:: Records provided

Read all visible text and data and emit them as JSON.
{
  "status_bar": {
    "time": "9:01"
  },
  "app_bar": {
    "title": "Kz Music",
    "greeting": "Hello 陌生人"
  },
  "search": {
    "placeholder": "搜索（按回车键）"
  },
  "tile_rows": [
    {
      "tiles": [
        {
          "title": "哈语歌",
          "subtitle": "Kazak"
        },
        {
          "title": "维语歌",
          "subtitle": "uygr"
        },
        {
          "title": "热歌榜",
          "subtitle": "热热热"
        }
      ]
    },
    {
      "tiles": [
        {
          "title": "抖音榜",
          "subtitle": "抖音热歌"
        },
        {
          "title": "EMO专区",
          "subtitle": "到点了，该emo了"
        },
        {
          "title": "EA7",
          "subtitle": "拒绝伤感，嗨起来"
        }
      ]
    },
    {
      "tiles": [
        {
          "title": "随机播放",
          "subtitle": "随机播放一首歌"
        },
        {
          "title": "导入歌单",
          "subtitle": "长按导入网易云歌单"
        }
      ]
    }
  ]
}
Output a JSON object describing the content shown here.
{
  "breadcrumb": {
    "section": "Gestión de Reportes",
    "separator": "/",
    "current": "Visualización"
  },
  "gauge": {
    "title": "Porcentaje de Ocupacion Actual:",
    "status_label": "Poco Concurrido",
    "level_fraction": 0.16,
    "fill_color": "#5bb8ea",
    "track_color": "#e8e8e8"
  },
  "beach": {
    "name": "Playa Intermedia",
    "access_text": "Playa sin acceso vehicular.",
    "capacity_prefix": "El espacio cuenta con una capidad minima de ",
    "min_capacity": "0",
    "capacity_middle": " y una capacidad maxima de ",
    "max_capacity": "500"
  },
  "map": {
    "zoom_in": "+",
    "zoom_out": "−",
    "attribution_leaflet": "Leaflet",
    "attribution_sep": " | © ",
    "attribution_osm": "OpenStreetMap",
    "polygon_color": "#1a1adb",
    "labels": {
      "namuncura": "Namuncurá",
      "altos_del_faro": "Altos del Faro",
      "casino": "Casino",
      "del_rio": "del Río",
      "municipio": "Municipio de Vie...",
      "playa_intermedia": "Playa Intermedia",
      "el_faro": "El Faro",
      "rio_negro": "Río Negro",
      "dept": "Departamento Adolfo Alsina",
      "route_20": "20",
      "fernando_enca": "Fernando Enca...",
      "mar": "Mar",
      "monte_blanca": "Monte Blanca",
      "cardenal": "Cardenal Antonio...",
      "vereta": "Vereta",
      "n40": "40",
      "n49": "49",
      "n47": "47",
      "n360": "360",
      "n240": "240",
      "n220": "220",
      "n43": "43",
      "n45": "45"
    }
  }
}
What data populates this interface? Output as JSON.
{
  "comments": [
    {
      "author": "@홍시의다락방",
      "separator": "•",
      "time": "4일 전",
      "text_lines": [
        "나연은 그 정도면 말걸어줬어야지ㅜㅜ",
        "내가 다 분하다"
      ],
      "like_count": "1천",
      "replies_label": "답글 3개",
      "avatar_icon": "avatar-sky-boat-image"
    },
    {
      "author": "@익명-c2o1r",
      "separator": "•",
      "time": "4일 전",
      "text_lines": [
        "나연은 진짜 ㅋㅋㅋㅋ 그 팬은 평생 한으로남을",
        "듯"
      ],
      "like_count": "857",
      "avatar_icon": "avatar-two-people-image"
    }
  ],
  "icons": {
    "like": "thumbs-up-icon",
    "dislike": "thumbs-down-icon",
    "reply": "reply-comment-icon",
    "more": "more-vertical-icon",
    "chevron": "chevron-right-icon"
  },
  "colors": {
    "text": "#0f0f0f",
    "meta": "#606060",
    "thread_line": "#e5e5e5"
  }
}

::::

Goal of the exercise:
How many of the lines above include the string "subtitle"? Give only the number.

Output of the task:
8